‘Starr’-spangled duty: U.S. should defend religious freedom around globe

In light of the Pope’s recent visit to the U.S., Baylor president and chancellor Ken Starr wrote a guest column for USA Today concerning international religious freedom.

“We are witnessing a tragic, global crisis in religious freedom — one characterized outside the West by persecution, violence and terrorism, and inside the West by a receding understanding of why religious liberty is necessary for human and social flourishing,” he wrote.

Starr directed his words both at the Pope and the American people. Starr is correct on the issue of religious freedom, not only as a founding principle for this country, but as a fundamental issue to human life.

The world as a whole has not progressed in the sense that America has with its religious liberty. Starr cites statistics from Pew Research Center to affirm this claim. More than three-quarters of the world’s people live in countries where restrictions on religion are severe, Pew reports.

Religious freedom is an issue in every hemisphere of the world. The battle over religious freedom has been an issue for centuries and does not seem to be ending anytime soon. It may never be completely solved. However, we have every reason to demand religious freedom for all people.

Without religious freedom, Starr writes, developing democracies remain unstable, and religious terrorism continues to flourish.

Religion can be a weapon for evil or a remedy for good. Horrific acts done in the name of religion are carried out by individuals, as well as entire nations, every day. We cannot turn a blind eye to these evil men that persecute others for their beliefs.

As Americans, we live in a country that upholds the freedom of religion as a fundamental right. This fundamental right is not exclusively American. Though we may be a nation that was founded with religious freedom in mind, we believe it is a principle that every person in this world deserves. Yes, religious freedom is in our Constitution. But it is an unalienable right that should be endowed to all men.

“Our founders dubbed religious freedom ‘the first freedom’ of the Constitution and the human soul,” Starr wrote. “It has enabled the flourishing of pluralism — that state of mutual respect and political harmony that exists even amid great differences of opinion regarding the common good.”

Even in America, religious freedom is something we should all actively defend. We cannot expect others to do the same if we aren’t upholding it ourselves.

With that said, we direct our focus to the men and women in Washington, D.C., who make decisions to better this country and directly affect it. As our leaders, they must demand religious liberty for all people on the grounds that it is an unalienable right for all people. One cannot be for democracy and not be for religious freedom.

Religious freedom is under attack everywhere. To all of us, it is our obligation as human beings to defend religious freedom everywhere we can. Religious persecution prohibits progress and robs people of their fundamental right to religious freedom.
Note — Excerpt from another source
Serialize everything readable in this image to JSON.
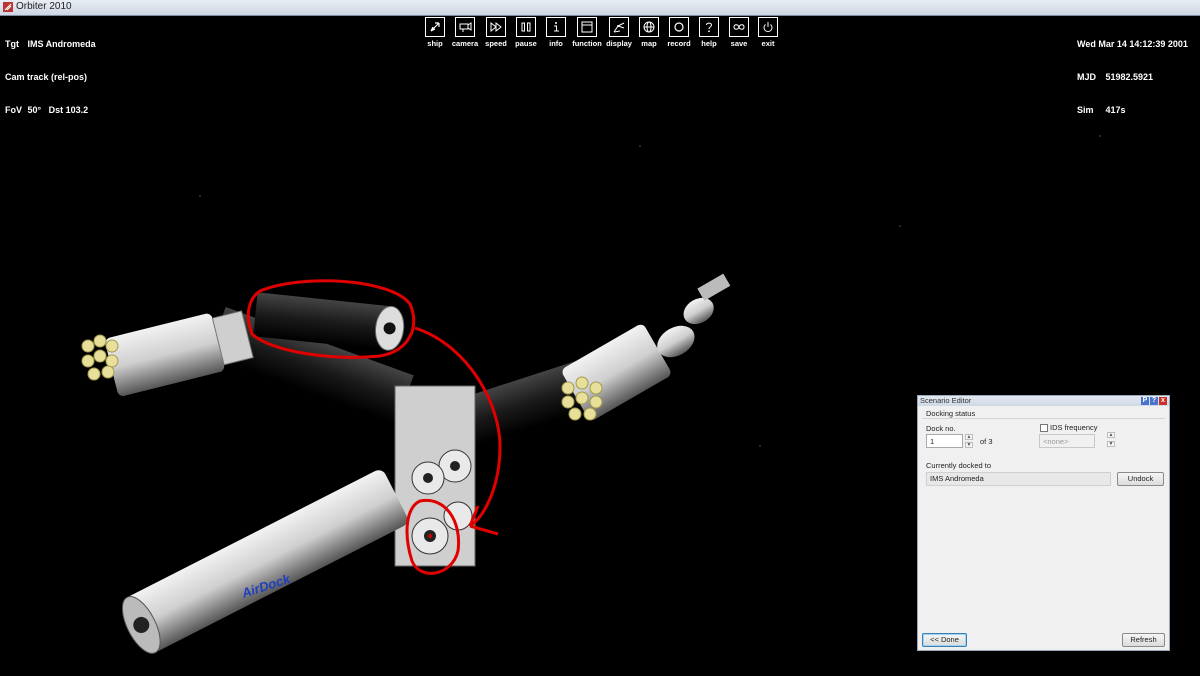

It is America’s best interest to ensure all people of religious freedom, both domestic and abroad.

We cannot expect struggling countries to flourish nor can we can expect to have a good relationship with these countries if there is a fundamental disagreement on how their people should be treated.